FROM: Regular shampoo/conditioner
TO: Shampoo/conditioner bars
Something I’m yet to try is a shampoo or conditioner bar, because honestly I have a pretty large stash of shampoo and conditioner to work through! The bonus of a hair bar is that there is no extra packaging at all, you can just keep them in re-usable metal tins and replace when the bar is gone. I tended to stock up when my favourites are on offer, and I very kindly was given some more expensive brands for Christmas, so it’s going to be a while before I need to replace them. However, I know lots of people swear by Lush’s hair bars! I’d love to hear your thoughts on these if you’ve tried them? Have they replaced regular shampoo/conditioner for you?
Photo contains gifted products
FROM: Plastic tampons/disposable applicators
TO: Cotton tampons with a re-usable applicator
Okay so I’ve tried the MoonCup for several months now and I’m still not completely sold. I like it – as much as you can like a period product – but I don’t necessarily feel comfortable using it in public or at work. As a result I only use the MoonCup at night time when I have the comfort of my own bathroom in the evening/morning! I was very kindly sent some Dame tampons by the lovely girls at Dame, and they are completely revolutionary.
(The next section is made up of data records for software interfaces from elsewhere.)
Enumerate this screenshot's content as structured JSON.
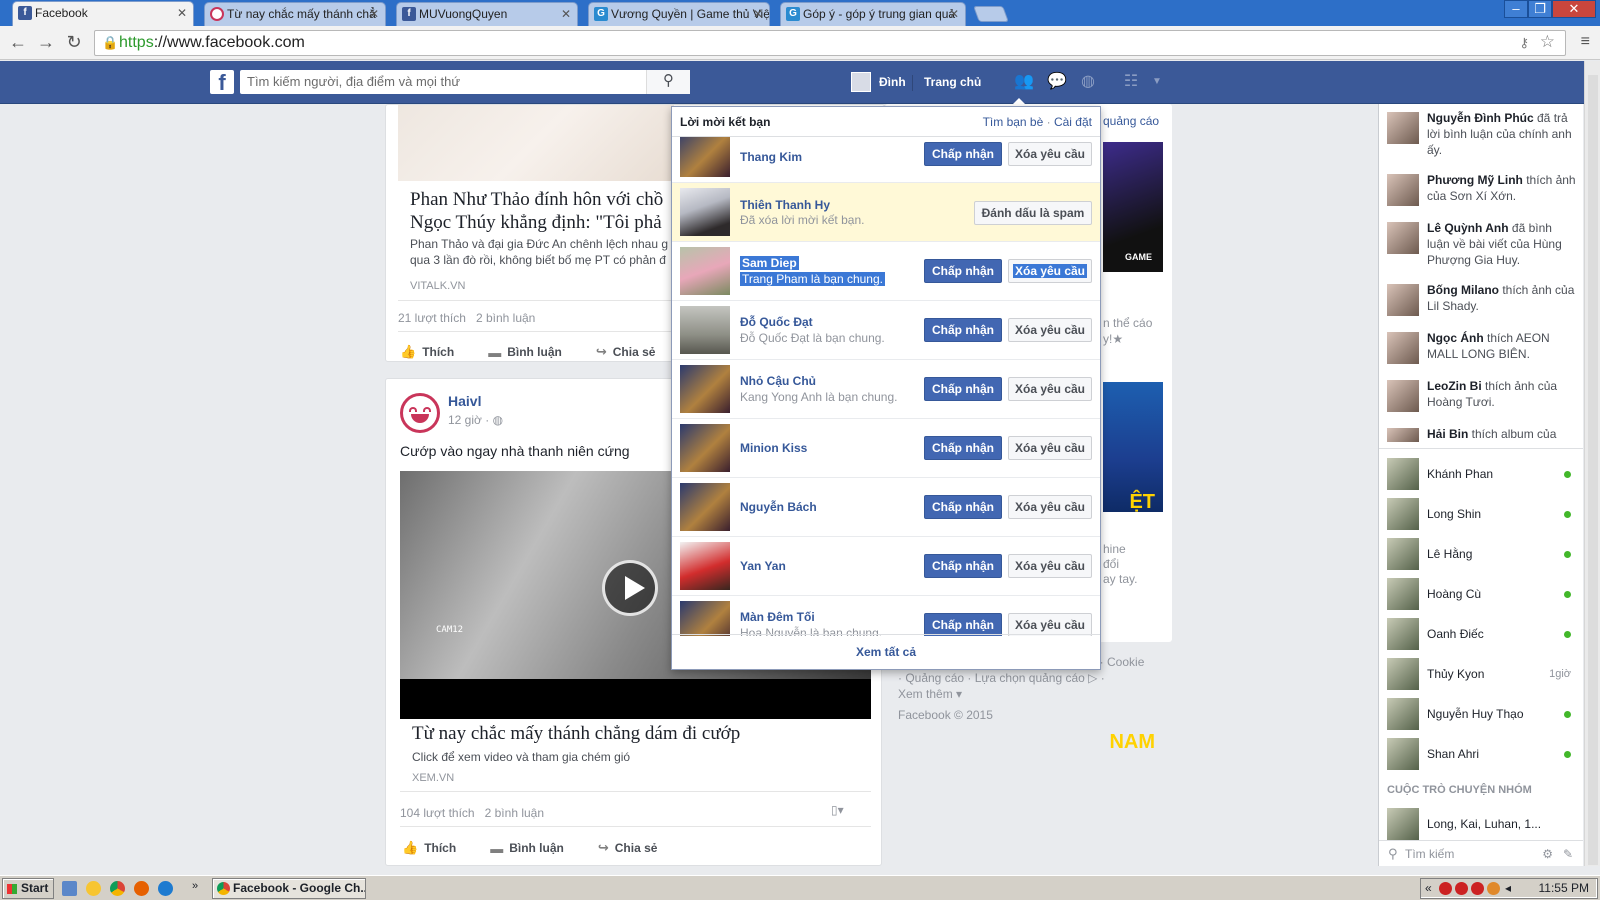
{
  "browser": {
    "tabs": [
      {
        "label": "Facebook",
        "icon": "facebook-icon",
        "active": true
      },
      {
        "label": "Từ nay chắc mấy thánh chẳ",
        "icon": "haivl-icon",
        "active": false
      },
      {
        "label": "MUVuongQuyen",
        "icon": "facebook-icon",
        "active": false
      },
      {
        "label": "Vương Quyền | Game thủ Việ",
        "icon": "g-icon",
        "active": false
      },
      {
        "label": "Góp ý - góp ý trung gian quả",
        "icon": "g-icon",
        "active": false
      }
    ],
    "url_scheme": "https",
    "url_rest": "://www.facebook.com"
  },
  "fb": {
    "search_placeholder": "Tìm kiếm người, địa điểm và mọi thứ",
    "user_name": "Đình",
    "home_label": "Trang chủ"
  },
  "feed": {
    "post1": {
      "headline_line1": "Phan Như Thảo đính hôn với chồ",
      "headline_line2": "Ngọc Thúy khẳng định: \"Tôi phả",
      "description": "Phan Thảo và đại gia Đức An chênh lệch nhau g qua 3 lần đò rồi, không biết bố mẹ PT có phản đ",
      "domain": "VITALK.VN",
      "likes": "21 lượt thích",
      "comments": "2 bình luận"
    },
    "post2": {
      "poster": "Haivl",
      "time": "12 giờ",
      "text": "Cướp vào ngay nhà thanh niên cứng",
      "video_overlay": "CAM12",
      "headline": "Từ nay chắc mấy thánh chẳng dám đi cướp",
      "description": "Click để xem video và tham gia chém gió",
      "domain": "XEM.VN",
      "likes": "104 lượt thích",
      "comments": "2 bình luận"
    },
    "actions": {
      "like": "Thích",
      "comment": "Bình luận",
      "share": "Chia sẻ"
    }
  },
  "right_column": {
    "ad_label": "quảng cáo",
    "snippet1_line1": "n thể cáo",
    "snippet1_line2": "y!★",
    "snippet2_line1": "hine",
    "snippet2_line2": "đổi",
    "snippet2_line3": "ay tay.",
    "game_logo": "GAME",
    "viet_nam": "ỆT NAM",
    "footer_line1": "ận · Cookie",
    "footer_line2": "· Quảng cáo · Lựa chọn quảng cáo ▷ ·",
    "footer_line3": "Xem thêm ▾",
    "copyright": "Facebook © 2015"
  },
  "friend_requests": {
    "title": "Lời mời kết bạn",
    "find_friends": "Tìm bạn bè",
    "settings": "Cài đặt",
    "accept_label": "Chấp nhận",
    "delete_label": "Xóa yêu cầu",
    "spam_label": "Đánh dấu là spam",
    "see_all": "Xem tất cả",
    "items": [
      {
        "name": "Thang Kim",
        "sub": ""
      },
      {
        "name": "Thiên Thanh Hy",
        "sub": "Đã xóa lời mời kết bạn."
      },
      {
        "name": "Sam Diep",
        "sub": "Trang Pham là bạn chung."
      },
      {
        "name": "Đỗ Quốc Đạt",
        "sub": "Đỗ Quốc Đạt là bạn chung."
      },
      {
        "name": "Nhỏ Cậu Chủ",
        "sub": "Kang Yong Anh là bạn chung."
      },
      {
        "name": "Minion Kiss",
        "sub": ""
      },
      {
        "name": "Nguyễn Bách",
        "sub": ""
      },
      {
        "name": "Yan Yan",
        "sub": ""
      },
      {
        "name": "Màn Đêm Tối",
        "sub": "Hoa Nguyễn là bạn chung."
      }
    ]
  },
  "ticker": [
    {
      "name": "Nguyễn Đình Phúc",
      "text": " đã trả lời bình luận của chính anh ấy."
    },
    {
      "name": "Phương Mỹ Linh",
      "text": " thích ảnh của Sơn Xí Xớn."
    },
    {
      "name": "Lê Quỳnh Anh",
      "text": " đã bình luận về bài viết của Hùng Phượng Gia Huy."
    },
    {
      "name": "Bống Milano",
      "text": " thích ảnh của Lil Shady."
    },
    {
      "name": "Ngọc Ánh",
      "text": " thích AEON MALL LONG BIÊN."
    },
    {
      "name": "LeoZin Bi",
      "text": " thích ảnh của Hoàng Tươi."
    },
    {
      "name": "Hải Bin",
      "text": " thích album của"
    }
  ],
  "chat": {
    "contacts": [
      {
        "name": "Khánh Phan",
        "status": "online"
      },
      {
        "name": "Long Shin",
        "status": "online"
      },
      {
        "name": "Lê Hằng",
        "status": "online"
      },
      {
        "name": "Hoàng Cù",
        "status": "online"
      },
      {
        "name": "Oanh Điếc",
        "status": "online"
      },
      {
        "name": "Thủy Kyon",
        "status": "1giờ"
      },
      {
        "name": "Nguyễn Huy Thạo",
        "status": "online"
      },
      {
        "name": "Shan Ahri",
        "status": "online"
      }
    ],
    "groups_title": "CUỘC TRÒ CHUYỆN NHÓM",
    "group_item": "Long, Kai, Luhan, 1...",
    "search_placeholder": "Tìm kiếm"
  },
  "taskbar": {
    "start": "Start",
    "task": "Facebook - Google Ch...",
    "clock": "11:55 PM"
  }
}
Dame markets themselves as ‘the only climate positive brand’ and their tampons don’t contain any plastics, chemicals or harsh additives which makes them better for both your body and the planet. Their applicator is sold for £24.99, but it’s re-usable with a patented ‘self cleaning’ technology, and the whole idea behind it is you never need to buy another applicator again. I really love this brand and I think their products are fantastic, I highly recommend them but I do wish the tampons were a little cheaper to purchase. Also, Dame is just as discreet as a regular tampon so you don’t ever need to worry about using it in public.
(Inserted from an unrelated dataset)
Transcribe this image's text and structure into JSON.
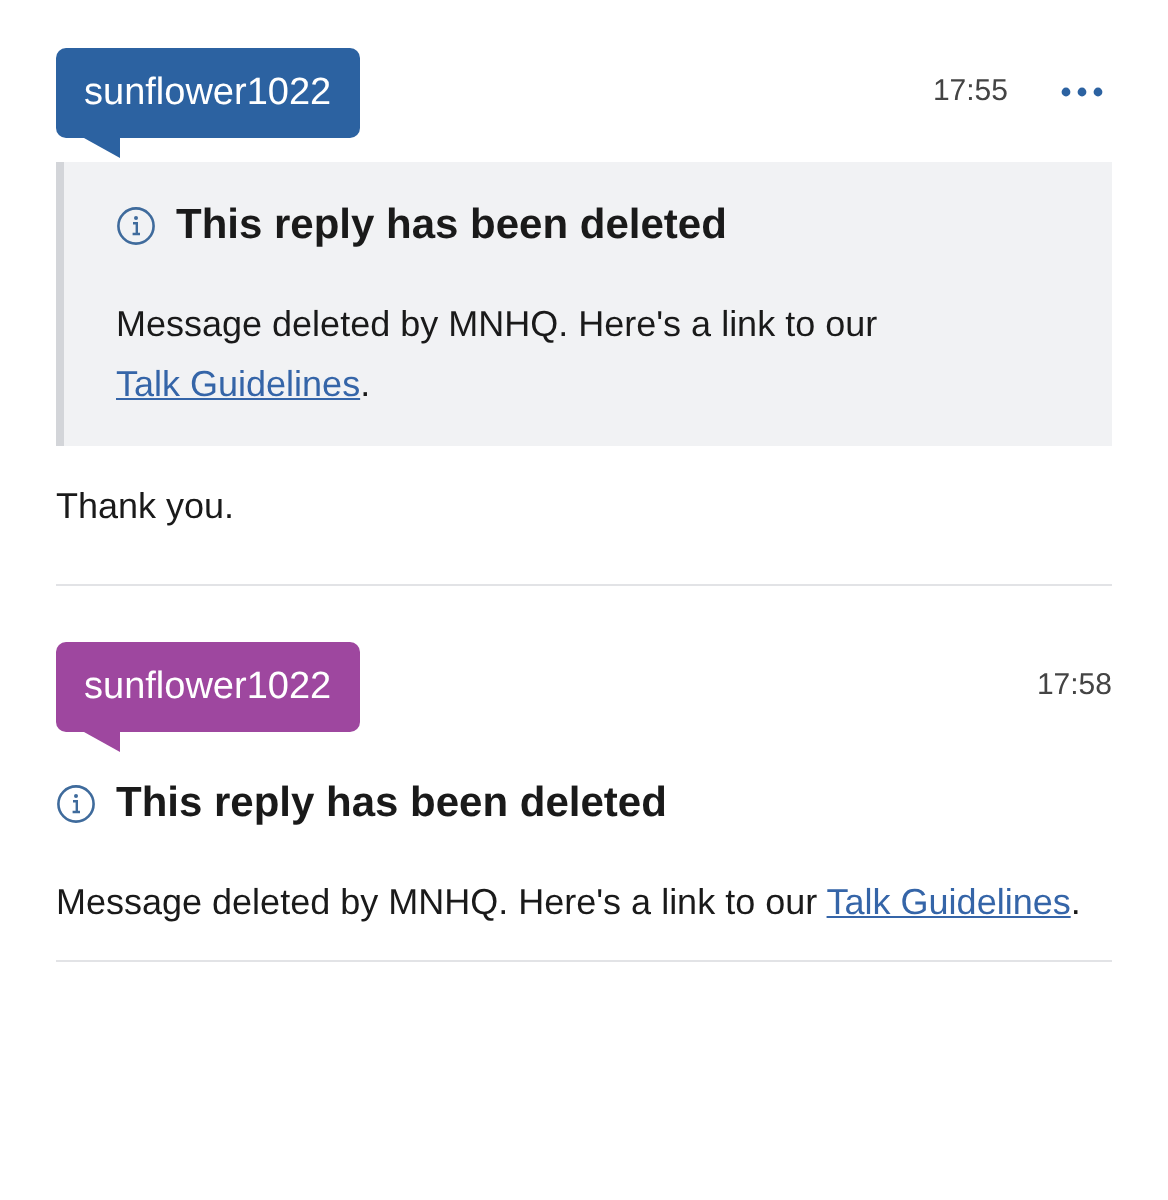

FROM: Plastic cotton buds
TO: Bamboo cotton buds
This is such a small change I feel like it’s not even something you’ll notice being different to what you normally use once you buy them. Bamboo cotton buds are biodegradable, and as a product we all use that’s really important. One thing to be careful of is many bamboo / recyclable cotton buds are packaged in plastic packaging, which kind of defeats the point of cutting down on plastic… I really like these ones, especially because they last forever as they come in a pack of 600. They’re also priced really well which makes a huge difference as many of the recyclable eco-friendly products are (in my opinion) quite expensive or overpriced.
Thank you so much for reading! I hope this post was helpful and maybe gave you a few ideas of things to buy next time you run out of any of the things mentioned in this post. What are your favourite eco-friendly beauty swaps? Have you tried any of the products I talked about in this post?